* _Problem statement_:
Print out the records below with nothing altered.

Saved data entries:
>>>
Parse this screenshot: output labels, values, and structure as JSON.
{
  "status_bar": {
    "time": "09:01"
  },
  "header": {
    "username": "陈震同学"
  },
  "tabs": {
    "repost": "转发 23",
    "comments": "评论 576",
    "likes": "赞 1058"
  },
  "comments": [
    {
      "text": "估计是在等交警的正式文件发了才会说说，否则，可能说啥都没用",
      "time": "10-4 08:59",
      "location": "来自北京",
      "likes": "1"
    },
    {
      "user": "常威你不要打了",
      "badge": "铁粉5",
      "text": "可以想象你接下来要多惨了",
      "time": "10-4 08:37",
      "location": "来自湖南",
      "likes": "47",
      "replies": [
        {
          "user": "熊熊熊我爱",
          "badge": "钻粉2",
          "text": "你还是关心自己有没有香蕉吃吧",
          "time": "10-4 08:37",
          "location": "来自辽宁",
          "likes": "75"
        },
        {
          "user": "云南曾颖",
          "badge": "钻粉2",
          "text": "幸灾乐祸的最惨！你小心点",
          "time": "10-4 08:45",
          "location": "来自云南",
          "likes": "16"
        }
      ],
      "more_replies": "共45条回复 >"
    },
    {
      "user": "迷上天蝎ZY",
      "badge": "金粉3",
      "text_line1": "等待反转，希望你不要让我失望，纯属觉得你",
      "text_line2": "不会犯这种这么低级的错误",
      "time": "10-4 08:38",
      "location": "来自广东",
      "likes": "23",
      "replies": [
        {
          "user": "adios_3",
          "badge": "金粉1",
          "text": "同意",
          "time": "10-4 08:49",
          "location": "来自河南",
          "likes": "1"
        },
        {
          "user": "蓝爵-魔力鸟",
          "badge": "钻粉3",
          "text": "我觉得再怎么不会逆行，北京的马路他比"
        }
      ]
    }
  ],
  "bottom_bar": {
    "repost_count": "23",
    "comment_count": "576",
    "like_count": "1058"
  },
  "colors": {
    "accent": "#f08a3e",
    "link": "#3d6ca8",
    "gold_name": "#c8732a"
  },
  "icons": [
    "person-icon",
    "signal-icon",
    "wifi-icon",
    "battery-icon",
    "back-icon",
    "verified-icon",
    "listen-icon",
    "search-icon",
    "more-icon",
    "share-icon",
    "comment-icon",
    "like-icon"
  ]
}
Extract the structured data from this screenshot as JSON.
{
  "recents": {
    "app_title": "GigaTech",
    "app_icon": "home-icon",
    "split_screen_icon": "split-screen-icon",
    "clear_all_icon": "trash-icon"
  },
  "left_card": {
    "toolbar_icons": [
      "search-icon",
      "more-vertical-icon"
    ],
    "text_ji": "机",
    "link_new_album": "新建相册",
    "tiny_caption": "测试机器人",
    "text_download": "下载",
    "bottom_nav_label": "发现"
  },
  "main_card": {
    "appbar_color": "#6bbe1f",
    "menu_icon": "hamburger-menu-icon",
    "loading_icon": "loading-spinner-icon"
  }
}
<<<
* _Exercise response_:
Parse this screenshot: output labels, values, and structure as JSON.
{
  "status_bar": {
    "time": "09:01"
  },
  "header": {
    "username": "陈震同学"
  },
  "tabs": {
    "repost": "转发 23",
    "comments": "评论 576",
    "likes": "赞 1058"
  },
  "comments": [
    {
      "text": "估计是在等交警的正式文件发了才会说说，否则，可能说啥都没用",
      "time": "10-4 08:59",
      "location": "来自北京",
      "likes": "1"
    },
    {
      "user": "常威你不要打了",
      "badge": "铁粉5",
      "text": "可以想象你接下来要多惨了",
      "time": "10-4 08:37",
      "location": "来自湖南",
      "likes": "47",
      "replies": [
        {
          "user": "熊熊熊我爱",
          "badge": "钻粉2",
          "text": "你还是关心自己有没有香蕉吃吧",
          "time": "10-4 08:37",
          "location": "来自辽宁",
          "likes": "75"
        },
        {
          "user": "云南曾颖",
          "badge": "钻粉2",
          "text": "幸灾乐祸的最惨！你小心点",
          "time": "10-4 08:45",
          "location": "来自云南",
          "likes": "16"
        }
      ],
      "more_replies": "共45条回复 >"
    },
    {
      "user": "迷上天蝎ZY",
      "badge": "金粉3",
      "text_line1": "等待反转，希望你不要让我失望，纯属觉得你",
      "text_line2": "不会犯这种这么低级的错误",
      "time": "10-4 08:38",
      "location": "来自广东",
      "likes": "23",
      "replies": [
        {
          "user": "adios_3",
          "badge": "金粉1",
          "text": "同意",
          "time": "10-4 08:49",
          "location": "来自河南",
          "likes": "1"
        },
        {
          "user": "蓝爵-魔力鸟",
          "badge": "钻粉3",
          "text": "我觉得再怎么不会逆行，北京的马路他比"
        }
      ]
    }
  ],
  "bottom_bar": {
    "repost_count": "23",
    "comment_count": "576",
    "like_count": "1058"
  },
  "colors": {
    "accent": "#f08a3e",
    "link": "#3d6ca8",
    "gold_name": "#c8732a"
  },
  "icons": [
    "person-icon",
    "signal-icon",
    "wifi-icon",
    "battery-icon",
    "back-icon",
    "verified-icon",
    "listen-icon",
    "search-icon",
    "more-icon",
    "share-icon",
    "comment-icon",
    "like-icon"
  ]
}
Extract the structured data from this screenshot as JSON.
{
  "recents": {
    "app_title": "GigaTech",
    "app_icon": "home-icon",
    "split_screen_icon": "split-screen-icon",
    "clear_all_icon": "trash-icon"
  },
  "left_card": {
    "toolbar_icons": [
      "search-icon",
      "more-vertical-icon"
    ],
    "text_ji": "机",
    "link_new_album": "新建相册",
    "tiny_caption": "测试机器人",
    "text_download": "下载",
    "bottom_nav_label": "发现"
  },
  "main_card": {
    "appbar_color": "#6bbe1f",
    "menu_icon": "hamburger-menu-icon",
    "loading_icon": "loading-spinner-icon"
  }
}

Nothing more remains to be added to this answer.